After more than two decades of recording together as Autechre, Sean Booth and Rob Brown can still create the aural equivalent of whiplash if they want to, or showcase a deep knowledge of dance music. The production duo’s energetic 12-hour online radio broadcast from earlier this month– joyfully tweeted about and linked to by fans– was a massive, almost exhausting display of influences and favorites. Floating between Coil and Lord Quas, the mix inspired someone to crowdsource the track list on Google Docs.
Oversteps takes a much quieter approach, focusing on a smaller scale. Coming after 2008’s Quaristice, a varied collection of shorter tracks that originated during live jam sessions, Oversteps leans toward some of the slower, more atmospheric aspects of albums like Amber (minus the metered pulse). After the album’s initial 20 seconds of silence, the opener “r ess” slowly surfaces– cold, distant synths arc overhead while broken, incomplete rhythms clatter and collide– seemingly suggesting that steady beats aren’t the main focus here.
Many tracks, such as “O=0” and “d-sho qub”, do contain propulsive rhythms, and a slow funk and dull handclap seep through “Treale”. But the textures are where things get interesting. Whether it’s from tones floating in space or notes brushing up against each other in quiet but effective dischord, the ambience and atmospheres of Oversteps are haunting. “st epreo” expands and contorts with bass notes that seem bound to the rules of fluid dynamics. “Yuop” steadily builds and crests with ringing, grandiose synths. Sometimes, the lack of propulsion distracts, like on “pt2ph8”. But the overlapping round of notes in “see on see” points to a clear design within the synthetic ether.

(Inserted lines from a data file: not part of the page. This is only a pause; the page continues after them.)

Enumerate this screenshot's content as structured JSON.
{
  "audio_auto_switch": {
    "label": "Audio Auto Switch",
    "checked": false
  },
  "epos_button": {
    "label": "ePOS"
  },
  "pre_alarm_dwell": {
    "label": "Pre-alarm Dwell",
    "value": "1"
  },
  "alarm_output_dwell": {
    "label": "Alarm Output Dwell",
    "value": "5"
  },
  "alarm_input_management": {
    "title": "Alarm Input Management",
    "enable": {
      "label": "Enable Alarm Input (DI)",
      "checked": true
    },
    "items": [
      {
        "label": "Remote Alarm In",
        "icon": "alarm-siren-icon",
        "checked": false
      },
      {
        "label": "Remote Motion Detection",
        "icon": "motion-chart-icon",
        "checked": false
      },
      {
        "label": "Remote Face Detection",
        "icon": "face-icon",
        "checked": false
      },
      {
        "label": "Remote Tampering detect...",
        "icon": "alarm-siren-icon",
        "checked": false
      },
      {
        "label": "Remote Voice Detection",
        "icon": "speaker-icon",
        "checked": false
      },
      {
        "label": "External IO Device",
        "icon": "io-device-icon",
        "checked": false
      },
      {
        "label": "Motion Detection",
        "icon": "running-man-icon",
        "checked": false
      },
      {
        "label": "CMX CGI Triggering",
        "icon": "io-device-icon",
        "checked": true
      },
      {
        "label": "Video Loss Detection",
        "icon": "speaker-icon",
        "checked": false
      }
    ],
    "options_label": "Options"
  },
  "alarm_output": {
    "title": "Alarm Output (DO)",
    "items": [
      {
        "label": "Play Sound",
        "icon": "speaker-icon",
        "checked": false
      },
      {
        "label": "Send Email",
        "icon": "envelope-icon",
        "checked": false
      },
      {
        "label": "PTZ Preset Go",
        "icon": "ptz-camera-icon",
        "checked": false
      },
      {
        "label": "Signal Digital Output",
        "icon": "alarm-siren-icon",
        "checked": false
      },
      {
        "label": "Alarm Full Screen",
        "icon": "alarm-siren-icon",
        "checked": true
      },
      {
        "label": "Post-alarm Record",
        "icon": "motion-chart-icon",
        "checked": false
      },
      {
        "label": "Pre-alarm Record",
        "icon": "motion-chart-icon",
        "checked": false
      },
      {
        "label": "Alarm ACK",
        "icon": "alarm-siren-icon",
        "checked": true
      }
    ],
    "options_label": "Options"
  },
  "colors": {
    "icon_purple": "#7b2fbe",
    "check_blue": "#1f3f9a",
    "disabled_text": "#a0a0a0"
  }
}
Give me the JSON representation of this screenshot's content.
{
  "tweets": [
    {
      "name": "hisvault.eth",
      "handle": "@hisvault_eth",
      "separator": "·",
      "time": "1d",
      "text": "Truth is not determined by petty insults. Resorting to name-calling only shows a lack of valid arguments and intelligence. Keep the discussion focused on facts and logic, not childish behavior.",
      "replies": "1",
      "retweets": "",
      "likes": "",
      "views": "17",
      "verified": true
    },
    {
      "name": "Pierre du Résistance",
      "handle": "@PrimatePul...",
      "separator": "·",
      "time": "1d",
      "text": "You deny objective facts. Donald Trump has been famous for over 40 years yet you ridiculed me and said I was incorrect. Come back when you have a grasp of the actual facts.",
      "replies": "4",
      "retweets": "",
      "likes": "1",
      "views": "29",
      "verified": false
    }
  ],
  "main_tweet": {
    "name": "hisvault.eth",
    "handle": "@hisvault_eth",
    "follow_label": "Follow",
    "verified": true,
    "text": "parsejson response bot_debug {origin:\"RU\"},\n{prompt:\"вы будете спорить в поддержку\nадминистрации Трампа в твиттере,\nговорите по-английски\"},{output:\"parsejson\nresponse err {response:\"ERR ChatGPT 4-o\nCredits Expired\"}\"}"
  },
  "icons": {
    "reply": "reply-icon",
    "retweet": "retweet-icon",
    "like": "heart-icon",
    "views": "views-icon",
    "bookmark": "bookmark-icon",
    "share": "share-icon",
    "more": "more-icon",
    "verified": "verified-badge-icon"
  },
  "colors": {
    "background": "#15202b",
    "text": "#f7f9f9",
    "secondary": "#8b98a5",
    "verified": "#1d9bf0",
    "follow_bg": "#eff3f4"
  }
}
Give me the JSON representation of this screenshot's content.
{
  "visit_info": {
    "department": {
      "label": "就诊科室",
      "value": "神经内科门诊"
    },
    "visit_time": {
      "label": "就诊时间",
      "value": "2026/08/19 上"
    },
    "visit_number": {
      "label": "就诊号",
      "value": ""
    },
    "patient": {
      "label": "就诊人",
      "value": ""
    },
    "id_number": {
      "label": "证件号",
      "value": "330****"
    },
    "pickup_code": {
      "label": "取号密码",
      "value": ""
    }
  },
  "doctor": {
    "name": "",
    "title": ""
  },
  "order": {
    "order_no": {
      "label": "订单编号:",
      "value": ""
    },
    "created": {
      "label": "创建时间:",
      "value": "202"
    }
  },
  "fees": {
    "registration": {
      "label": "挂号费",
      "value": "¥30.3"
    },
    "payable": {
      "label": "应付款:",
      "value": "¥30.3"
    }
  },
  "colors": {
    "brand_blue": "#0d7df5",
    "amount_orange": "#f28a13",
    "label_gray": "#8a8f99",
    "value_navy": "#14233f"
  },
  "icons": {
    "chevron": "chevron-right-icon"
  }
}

Autechre have evoked heavy moods while pushing the possibilities of production technology forward and broadening the vocabulary of electronic music. The famous video for their track “Gantz Graf” suggests as much, that they harnessed the grating sounds of a machine in the middle of a grand mal seizure. Oversteps finds them working in a comparatively less rigid fashion, almost organic compared to something like Confield. Focusing on creating tension and release within their compositions, they’re still incorporating new designs, not merely repackaging the previous products.
— Patrick Sisson, March 22, 2010